### WORK INSTRUCTION
The answer should hold exactly the lines of the entries below from the one containing "Enumerate this screenshot's" through the last line, both included.
(DATA TO PROCESS)
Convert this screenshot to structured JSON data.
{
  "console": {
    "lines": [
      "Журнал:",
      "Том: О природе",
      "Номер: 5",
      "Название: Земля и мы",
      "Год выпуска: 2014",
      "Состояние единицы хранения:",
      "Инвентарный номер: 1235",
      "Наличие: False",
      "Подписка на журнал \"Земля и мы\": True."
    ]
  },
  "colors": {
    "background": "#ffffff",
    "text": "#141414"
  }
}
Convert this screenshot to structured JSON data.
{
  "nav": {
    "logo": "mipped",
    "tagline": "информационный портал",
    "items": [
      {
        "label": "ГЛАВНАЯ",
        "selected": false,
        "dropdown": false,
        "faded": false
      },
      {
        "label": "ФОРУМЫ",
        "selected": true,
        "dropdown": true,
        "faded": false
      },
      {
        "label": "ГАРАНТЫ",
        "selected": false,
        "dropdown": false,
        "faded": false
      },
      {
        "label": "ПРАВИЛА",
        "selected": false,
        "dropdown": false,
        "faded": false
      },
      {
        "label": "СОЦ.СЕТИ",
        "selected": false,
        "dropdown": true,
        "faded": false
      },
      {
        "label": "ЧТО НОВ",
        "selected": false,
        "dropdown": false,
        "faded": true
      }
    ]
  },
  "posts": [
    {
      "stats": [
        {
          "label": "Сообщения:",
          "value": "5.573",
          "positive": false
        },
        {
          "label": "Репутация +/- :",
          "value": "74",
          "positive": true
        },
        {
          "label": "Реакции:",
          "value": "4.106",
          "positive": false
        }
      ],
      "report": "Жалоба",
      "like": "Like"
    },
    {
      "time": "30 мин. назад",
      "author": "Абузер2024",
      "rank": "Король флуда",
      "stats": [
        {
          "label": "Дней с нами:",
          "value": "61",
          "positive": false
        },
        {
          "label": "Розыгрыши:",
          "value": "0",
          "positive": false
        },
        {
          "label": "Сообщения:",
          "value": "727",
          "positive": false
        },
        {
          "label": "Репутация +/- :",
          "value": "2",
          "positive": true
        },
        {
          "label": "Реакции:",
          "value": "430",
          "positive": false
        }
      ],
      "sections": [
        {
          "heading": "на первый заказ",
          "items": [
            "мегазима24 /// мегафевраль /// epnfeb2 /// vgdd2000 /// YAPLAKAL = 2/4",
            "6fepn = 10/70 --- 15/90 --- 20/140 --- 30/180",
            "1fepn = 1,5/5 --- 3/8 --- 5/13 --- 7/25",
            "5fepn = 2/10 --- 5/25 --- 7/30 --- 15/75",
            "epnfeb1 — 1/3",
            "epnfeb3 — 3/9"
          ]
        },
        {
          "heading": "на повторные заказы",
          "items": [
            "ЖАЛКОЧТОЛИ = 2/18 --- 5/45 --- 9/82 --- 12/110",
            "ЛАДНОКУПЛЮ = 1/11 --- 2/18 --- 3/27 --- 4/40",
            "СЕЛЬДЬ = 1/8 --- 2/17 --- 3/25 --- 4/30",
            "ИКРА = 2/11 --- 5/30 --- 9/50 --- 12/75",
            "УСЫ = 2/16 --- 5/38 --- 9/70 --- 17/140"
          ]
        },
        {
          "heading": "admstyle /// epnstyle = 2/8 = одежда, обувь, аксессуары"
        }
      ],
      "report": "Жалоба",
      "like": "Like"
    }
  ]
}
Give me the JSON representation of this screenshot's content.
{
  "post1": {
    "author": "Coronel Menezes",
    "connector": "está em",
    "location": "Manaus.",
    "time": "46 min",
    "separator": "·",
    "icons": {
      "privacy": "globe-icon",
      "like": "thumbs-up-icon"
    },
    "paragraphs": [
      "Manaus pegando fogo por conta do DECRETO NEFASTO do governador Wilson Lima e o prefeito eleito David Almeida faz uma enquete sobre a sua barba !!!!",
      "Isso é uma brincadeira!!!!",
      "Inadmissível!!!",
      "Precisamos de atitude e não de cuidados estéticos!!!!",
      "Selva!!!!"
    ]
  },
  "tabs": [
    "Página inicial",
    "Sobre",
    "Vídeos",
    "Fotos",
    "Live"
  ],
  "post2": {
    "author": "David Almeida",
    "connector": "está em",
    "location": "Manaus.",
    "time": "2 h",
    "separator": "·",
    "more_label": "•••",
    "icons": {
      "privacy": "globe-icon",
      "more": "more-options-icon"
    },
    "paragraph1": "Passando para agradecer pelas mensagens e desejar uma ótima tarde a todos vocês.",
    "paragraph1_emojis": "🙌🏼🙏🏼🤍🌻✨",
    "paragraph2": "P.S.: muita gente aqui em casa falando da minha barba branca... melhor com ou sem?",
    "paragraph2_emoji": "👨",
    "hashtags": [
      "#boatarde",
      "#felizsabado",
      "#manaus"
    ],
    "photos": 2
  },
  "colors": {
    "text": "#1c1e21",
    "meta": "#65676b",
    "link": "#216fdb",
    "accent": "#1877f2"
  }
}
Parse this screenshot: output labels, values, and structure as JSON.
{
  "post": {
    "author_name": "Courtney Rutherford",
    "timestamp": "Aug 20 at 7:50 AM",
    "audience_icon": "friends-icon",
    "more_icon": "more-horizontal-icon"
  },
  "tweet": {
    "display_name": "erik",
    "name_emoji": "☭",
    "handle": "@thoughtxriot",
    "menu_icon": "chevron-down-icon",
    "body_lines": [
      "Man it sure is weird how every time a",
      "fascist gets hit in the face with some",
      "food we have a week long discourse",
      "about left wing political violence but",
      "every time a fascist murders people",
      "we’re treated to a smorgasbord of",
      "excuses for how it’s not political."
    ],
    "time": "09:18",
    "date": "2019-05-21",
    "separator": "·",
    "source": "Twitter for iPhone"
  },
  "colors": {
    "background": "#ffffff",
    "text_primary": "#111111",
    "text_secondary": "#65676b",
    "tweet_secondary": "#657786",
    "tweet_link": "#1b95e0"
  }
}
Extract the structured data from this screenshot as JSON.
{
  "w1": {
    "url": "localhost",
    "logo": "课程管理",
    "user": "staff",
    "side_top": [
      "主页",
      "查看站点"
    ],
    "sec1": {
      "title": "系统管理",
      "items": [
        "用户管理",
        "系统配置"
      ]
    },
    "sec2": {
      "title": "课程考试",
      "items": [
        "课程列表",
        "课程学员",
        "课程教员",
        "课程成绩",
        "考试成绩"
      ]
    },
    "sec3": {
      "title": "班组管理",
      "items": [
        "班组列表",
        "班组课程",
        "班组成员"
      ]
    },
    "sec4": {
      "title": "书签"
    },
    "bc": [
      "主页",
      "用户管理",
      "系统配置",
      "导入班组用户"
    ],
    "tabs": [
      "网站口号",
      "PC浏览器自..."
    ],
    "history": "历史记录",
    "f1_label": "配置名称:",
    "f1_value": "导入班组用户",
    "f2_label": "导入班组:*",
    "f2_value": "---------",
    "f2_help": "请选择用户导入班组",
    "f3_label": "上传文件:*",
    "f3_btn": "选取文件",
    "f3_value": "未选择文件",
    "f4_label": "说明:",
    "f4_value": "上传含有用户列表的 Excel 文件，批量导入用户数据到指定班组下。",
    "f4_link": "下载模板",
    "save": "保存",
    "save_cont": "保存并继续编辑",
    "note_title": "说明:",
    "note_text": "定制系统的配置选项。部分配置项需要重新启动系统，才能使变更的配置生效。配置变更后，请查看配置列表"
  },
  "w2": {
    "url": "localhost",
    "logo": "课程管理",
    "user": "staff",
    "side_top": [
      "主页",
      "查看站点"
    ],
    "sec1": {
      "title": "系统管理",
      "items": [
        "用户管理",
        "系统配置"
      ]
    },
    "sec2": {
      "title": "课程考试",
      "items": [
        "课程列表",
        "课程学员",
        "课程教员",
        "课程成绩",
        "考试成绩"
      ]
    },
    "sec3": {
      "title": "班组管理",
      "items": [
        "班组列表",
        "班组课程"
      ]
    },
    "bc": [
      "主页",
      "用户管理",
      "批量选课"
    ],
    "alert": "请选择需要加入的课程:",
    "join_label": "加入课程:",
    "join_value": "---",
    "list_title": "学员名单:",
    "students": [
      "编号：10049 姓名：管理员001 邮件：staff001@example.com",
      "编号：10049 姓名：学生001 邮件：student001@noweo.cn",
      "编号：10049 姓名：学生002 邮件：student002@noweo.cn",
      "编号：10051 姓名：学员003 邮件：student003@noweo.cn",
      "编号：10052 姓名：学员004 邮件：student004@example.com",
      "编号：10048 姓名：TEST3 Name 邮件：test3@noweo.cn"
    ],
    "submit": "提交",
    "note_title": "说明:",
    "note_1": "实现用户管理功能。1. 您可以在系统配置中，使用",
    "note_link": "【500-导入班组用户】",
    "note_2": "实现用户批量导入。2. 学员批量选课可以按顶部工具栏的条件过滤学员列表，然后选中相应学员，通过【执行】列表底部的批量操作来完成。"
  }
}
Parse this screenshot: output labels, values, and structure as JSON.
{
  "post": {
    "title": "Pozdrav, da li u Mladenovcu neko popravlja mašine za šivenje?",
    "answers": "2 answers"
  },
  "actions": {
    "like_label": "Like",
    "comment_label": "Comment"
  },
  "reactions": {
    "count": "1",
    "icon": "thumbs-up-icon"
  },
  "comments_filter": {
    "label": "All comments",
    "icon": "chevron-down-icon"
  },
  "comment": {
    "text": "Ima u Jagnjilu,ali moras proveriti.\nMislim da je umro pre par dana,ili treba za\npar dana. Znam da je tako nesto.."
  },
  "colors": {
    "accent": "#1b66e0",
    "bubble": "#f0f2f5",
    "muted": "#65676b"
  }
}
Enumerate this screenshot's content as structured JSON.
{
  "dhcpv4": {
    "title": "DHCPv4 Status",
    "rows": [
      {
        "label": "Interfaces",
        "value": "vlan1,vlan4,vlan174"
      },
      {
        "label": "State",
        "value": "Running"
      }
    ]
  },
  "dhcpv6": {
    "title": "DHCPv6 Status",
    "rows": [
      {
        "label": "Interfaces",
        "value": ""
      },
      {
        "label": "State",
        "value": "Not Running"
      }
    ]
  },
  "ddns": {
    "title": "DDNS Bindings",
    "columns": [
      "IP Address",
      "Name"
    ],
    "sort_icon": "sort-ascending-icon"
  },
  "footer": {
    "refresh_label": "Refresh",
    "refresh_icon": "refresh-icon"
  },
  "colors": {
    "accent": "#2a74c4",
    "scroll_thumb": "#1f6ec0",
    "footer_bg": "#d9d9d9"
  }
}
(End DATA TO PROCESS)
### REPLY
Enumerate this screenshot's content as structured JSON.
{
  "dhcpv4": {
    "title": "DHCPv4 Status",
    "rows": [
      {
        "label": "Interfaces",
        "value": "vlan1,vlan4,vlan174"
      },
      {
        "label": "State",
        "value": "Running"
      }
    ]
  },
  "dhcpv6": {
    "title": "DHCPv6 Status",
    "rows": [
      {
        "label": "Interfaces",
        "value": ""
      },
      {
        "label": "State",
        "value": "Not Running"
      }
    ]
  },
  "ddns": {
    "title": "DDNS Bindings",
    "columns": [
      "IP Address",
      "Name"
    ],
    "sort_icon": "sort-ascending-icon"
  },
  "footer": {
    "refresh_label": "Refresh",
    "refresh_icon": "refresh-icon"
  },
  "colors": {
    "accent": "#2a74c4",
    "scroll_thumb": "#1f6ec0",
    "footer_bg": "#d9d9d9"
  }
}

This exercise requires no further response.